Sunday, March 22, 2009

TCO R1, R2 and R3 screencasts

This is another interesting-only-for-TopCoder-players post.

I've uploaded the screencasts of TopCoder Open 2009 Elimination Rounds 1 (Streaming, AVI, MOV, AVI from, 2 (Streaming, AVI, MOV, AVI from and 3 (Streaming, AVI, MOV, AVI from The R1 screencast is quite usual, with a resubmit because of a slightly too slow solution; the R2 screencast features my frustration as I'm unable to fix my solution for the medium (I knew that it was wrong because it has failed a stress test with a dumb solution) as the time is running out, and the R3 screencast features a new challenging strategy I've discovered: look at other challenged solutions (from other rooms) to see possible mistakes to look for in the solutions of your room. This sounds obvious, but I've never used that successfully before yesterday.
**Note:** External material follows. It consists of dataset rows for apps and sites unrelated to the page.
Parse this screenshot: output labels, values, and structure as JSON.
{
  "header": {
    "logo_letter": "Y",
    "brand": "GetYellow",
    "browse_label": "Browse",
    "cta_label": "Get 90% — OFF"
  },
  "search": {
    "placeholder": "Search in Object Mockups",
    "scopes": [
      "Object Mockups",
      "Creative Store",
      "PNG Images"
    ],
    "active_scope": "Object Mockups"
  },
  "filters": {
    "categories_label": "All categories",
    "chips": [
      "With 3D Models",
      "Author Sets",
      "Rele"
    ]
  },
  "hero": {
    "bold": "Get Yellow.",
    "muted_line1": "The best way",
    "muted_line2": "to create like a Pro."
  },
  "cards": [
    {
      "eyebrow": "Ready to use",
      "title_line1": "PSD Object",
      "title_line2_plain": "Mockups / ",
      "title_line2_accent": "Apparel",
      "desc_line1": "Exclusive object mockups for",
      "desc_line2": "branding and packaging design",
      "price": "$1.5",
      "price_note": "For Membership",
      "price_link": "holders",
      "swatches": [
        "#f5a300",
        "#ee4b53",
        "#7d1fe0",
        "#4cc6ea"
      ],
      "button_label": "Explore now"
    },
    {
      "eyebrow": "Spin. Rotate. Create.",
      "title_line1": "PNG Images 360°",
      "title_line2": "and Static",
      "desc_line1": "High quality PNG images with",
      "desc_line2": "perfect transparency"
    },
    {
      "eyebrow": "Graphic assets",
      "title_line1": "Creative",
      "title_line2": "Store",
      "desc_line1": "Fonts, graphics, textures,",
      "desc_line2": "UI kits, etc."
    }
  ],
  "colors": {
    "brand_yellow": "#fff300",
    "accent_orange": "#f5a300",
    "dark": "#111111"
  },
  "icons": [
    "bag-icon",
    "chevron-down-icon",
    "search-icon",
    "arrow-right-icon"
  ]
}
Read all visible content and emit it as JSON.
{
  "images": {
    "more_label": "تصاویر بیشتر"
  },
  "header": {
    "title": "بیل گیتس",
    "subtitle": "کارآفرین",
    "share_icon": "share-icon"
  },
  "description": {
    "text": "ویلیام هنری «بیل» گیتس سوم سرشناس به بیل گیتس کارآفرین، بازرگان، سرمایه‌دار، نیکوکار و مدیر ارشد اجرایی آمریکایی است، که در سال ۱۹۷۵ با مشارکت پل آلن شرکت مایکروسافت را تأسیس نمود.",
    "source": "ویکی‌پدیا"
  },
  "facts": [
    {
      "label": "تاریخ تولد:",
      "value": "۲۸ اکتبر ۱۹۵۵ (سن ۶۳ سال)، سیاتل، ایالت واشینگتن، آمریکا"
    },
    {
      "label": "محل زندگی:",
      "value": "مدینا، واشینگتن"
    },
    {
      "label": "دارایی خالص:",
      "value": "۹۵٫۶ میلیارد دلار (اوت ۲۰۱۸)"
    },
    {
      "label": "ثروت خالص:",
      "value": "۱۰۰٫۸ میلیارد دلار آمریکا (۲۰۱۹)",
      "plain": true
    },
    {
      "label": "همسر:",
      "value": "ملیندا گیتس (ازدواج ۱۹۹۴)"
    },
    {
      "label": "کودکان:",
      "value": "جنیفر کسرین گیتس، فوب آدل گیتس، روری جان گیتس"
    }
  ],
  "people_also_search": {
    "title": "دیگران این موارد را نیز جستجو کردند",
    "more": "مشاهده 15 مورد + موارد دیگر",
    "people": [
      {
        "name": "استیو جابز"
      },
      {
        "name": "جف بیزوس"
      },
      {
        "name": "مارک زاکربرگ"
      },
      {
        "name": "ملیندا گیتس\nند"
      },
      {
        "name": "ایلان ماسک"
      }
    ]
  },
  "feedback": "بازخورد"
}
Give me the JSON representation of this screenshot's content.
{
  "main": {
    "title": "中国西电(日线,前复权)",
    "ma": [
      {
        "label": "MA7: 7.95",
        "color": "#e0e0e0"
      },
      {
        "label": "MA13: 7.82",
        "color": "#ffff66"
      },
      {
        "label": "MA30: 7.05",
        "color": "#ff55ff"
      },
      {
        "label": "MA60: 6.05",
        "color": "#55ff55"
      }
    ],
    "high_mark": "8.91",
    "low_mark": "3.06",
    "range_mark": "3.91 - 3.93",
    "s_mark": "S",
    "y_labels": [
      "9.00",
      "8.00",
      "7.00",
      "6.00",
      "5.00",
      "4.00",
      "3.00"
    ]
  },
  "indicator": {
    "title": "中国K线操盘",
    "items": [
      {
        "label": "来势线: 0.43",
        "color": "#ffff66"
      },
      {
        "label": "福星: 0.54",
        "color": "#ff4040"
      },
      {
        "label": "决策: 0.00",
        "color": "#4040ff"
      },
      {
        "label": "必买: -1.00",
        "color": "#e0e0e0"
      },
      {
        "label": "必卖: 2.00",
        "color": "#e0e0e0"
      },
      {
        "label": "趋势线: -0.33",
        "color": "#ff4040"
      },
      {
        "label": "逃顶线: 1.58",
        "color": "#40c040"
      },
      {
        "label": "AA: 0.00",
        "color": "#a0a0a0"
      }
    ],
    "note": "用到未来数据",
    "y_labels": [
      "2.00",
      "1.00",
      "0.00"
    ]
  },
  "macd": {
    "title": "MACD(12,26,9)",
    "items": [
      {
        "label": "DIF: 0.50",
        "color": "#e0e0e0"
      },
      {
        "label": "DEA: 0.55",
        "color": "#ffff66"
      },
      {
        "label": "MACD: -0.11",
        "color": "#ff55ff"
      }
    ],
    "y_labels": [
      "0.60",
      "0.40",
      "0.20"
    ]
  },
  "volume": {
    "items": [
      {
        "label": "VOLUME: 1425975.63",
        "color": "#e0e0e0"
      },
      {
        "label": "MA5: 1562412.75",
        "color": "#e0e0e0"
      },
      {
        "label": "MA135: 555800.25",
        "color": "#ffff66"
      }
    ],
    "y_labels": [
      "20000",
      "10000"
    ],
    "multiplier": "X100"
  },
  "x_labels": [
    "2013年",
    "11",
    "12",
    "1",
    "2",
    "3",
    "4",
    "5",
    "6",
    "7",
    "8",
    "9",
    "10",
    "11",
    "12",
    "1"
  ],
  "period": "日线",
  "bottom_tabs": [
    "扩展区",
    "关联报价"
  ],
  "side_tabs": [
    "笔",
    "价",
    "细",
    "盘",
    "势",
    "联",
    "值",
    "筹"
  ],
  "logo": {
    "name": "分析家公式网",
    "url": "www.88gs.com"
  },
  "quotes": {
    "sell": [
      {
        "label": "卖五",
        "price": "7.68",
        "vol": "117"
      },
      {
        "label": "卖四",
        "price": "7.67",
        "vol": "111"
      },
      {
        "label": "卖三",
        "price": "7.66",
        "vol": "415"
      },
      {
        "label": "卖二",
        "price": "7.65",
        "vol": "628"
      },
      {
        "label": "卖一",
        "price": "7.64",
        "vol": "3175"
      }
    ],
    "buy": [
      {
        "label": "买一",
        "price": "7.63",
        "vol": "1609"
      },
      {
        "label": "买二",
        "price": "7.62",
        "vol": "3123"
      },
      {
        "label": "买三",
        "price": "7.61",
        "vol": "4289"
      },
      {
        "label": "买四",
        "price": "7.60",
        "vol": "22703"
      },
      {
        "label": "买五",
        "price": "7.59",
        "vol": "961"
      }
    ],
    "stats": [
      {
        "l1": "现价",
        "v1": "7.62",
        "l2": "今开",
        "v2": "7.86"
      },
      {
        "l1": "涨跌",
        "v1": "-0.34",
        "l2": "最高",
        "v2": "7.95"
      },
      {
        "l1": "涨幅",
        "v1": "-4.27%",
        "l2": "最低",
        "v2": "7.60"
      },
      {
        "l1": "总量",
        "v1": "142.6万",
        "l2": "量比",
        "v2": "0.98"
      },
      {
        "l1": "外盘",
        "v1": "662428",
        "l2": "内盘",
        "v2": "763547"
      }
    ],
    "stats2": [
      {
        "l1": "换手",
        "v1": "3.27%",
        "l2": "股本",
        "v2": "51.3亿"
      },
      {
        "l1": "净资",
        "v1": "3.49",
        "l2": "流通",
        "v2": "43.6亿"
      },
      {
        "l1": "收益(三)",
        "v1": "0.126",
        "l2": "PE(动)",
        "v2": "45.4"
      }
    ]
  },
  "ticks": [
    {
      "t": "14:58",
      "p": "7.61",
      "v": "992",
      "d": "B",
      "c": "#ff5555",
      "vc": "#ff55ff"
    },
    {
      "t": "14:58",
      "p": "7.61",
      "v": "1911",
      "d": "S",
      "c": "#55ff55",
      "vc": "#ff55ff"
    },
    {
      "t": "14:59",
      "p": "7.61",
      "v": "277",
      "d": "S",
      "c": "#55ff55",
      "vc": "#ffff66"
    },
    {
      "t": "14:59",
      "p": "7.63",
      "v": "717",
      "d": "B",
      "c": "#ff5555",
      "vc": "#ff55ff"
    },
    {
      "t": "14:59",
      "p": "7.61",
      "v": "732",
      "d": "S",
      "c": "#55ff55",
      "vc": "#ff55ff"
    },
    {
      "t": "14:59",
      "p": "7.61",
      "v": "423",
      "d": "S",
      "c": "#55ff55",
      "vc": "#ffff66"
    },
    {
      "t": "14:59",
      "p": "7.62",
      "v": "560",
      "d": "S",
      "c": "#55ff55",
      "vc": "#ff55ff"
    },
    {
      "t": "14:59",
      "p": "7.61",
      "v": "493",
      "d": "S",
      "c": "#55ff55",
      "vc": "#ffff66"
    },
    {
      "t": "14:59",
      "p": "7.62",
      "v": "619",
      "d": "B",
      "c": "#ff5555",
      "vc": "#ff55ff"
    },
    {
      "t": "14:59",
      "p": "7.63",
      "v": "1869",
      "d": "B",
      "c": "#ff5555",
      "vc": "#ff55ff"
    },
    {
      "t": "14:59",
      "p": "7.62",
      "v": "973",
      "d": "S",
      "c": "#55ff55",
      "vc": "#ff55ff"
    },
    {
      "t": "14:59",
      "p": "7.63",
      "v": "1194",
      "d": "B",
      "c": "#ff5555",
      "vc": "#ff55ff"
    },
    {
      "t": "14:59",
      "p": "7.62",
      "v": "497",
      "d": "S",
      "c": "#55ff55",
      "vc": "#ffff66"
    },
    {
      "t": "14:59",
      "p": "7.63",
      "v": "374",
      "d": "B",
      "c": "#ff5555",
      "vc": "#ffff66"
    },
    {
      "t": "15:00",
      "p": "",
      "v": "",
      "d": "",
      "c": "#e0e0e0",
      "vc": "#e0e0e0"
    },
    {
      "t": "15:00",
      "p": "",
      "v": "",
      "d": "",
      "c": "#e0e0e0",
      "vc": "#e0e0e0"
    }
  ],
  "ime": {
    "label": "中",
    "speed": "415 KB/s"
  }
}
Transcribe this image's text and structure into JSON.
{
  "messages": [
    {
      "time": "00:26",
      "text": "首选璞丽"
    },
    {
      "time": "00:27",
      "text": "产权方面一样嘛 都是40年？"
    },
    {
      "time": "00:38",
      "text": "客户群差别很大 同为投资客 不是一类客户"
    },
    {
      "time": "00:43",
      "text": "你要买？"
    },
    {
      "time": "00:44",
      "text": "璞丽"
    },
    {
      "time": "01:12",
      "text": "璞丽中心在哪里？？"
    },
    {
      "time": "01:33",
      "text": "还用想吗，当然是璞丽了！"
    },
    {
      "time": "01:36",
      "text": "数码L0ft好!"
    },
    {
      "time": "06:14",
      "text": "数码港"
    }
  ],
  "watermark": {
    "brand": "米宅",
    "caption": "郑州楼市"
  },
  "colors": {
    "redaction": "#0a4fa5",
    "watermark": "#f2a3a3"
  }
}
I've liked the hard problem from R3 a lot. I think it is an excellent example of how dynamic programming problems can be very non-standard (and the medium problem from the same round provides an example of how they can be very standard :)) and beautiful. The regular appearance of such problems makes me sure that we'll never run out of ideas in algorithm competitions. Although I'm biased for sure.

Saturday, March 14, 2009

A couple recent FAILs

I've recently lost my 1st TopCoder rating to ACRush and have already fell quite a bit behind. This is mostly due to his superb performance (great job Lou!), but it also highlighted several of the weaknesses of the choices I've made for my competing style: namely, using C# and expecting the time limit to have some margin, and not having any pre-written code to use in the competition.

All 3 last matches made me think again about those questions. In TCO09 Round 1 the hard problem turned out to have a rather strict time limit, and thus my asymptotically correct solution timed out slightly (I believe it ran within 3 seconds) and I had to resubmit, placing only 10th. SRM 436's hard was about fast multiplication of polynomials, and as I don't understand Fast Fourier Transformation good enough to code it and don't have it prewritten, I've resorted to the Karatsuba algorithm and again, my solution was very little over the time limit, so I've spent a lot of time until finally getting it under the time limit (and again, it turned out that this solution was expected to be correct by the problem authors), scored very low and placed only 15th. Today, me failing the medium problem was totally my fault (I couldn't invent the correct solution) - but even if it didn't fail, I would place below Lou because he had a pre-written implementation of the Dinic maximum flow algorithm for the hard problem, and it turned out that one could run that 2500 times under the time limit. This was not possible with the stupid maximum flow algorithm I've used, and thus I had to spent a bit more time implementing a slightly more complex approach.

I still believe that all this happening in a row is just a bad coincidence, and in the long term my strategy has more pros than cons. Next couple of months will show :)

Monday, March 9, 2009

Self-referential sentence solution

OK, here's the sentence:

This sentence has seven hundred and seventeen letters, one hundred and fifty-six words, forty-six commas, one dot, six dashes, one hundred and forty-nine spaces, eighty-two quotes, two words "This", five words "and", two words "commas", one word "dash", two words "dashes", two words "dot", one word "eight", two words "eighteen", two words "eighty", one word "eleven", one word "fifteen", two words "fifty", two words "five", three words "forty", four words "four", one word "fourteen", two words "has", four words "hundred", two words "letters", two words "nine", one word "nineteen", one word "ninety", eighteen words "one", two words "quotes", two words "sentence", two words "seven", two words "seventeen", one word "seventy", four words "six", one word "sixteen", one word "sixty", two words "spaces", one word "ten", two words "thirteen", two words "thirty", three words "three", one word "twelve", two words "twenty", twenty-one words "two", thirteen words "word" and thirty-one words "words".

Now, how to build that one? Amazingly, the following very simple approach works. Start with some string. Build a sentence that describes it. Now build a sentence that describes the previous sentence. And so on, until at one point you find that the sentences stop changing. It's true that this can never happen - but it turns out that trying out several initial strings is enough to find one that leads to a solution. It's true that the solution will be excessively long (e.g., all [one word "smth"] clauses look really unnecessary, don't they?), but who cares?

Here's the code: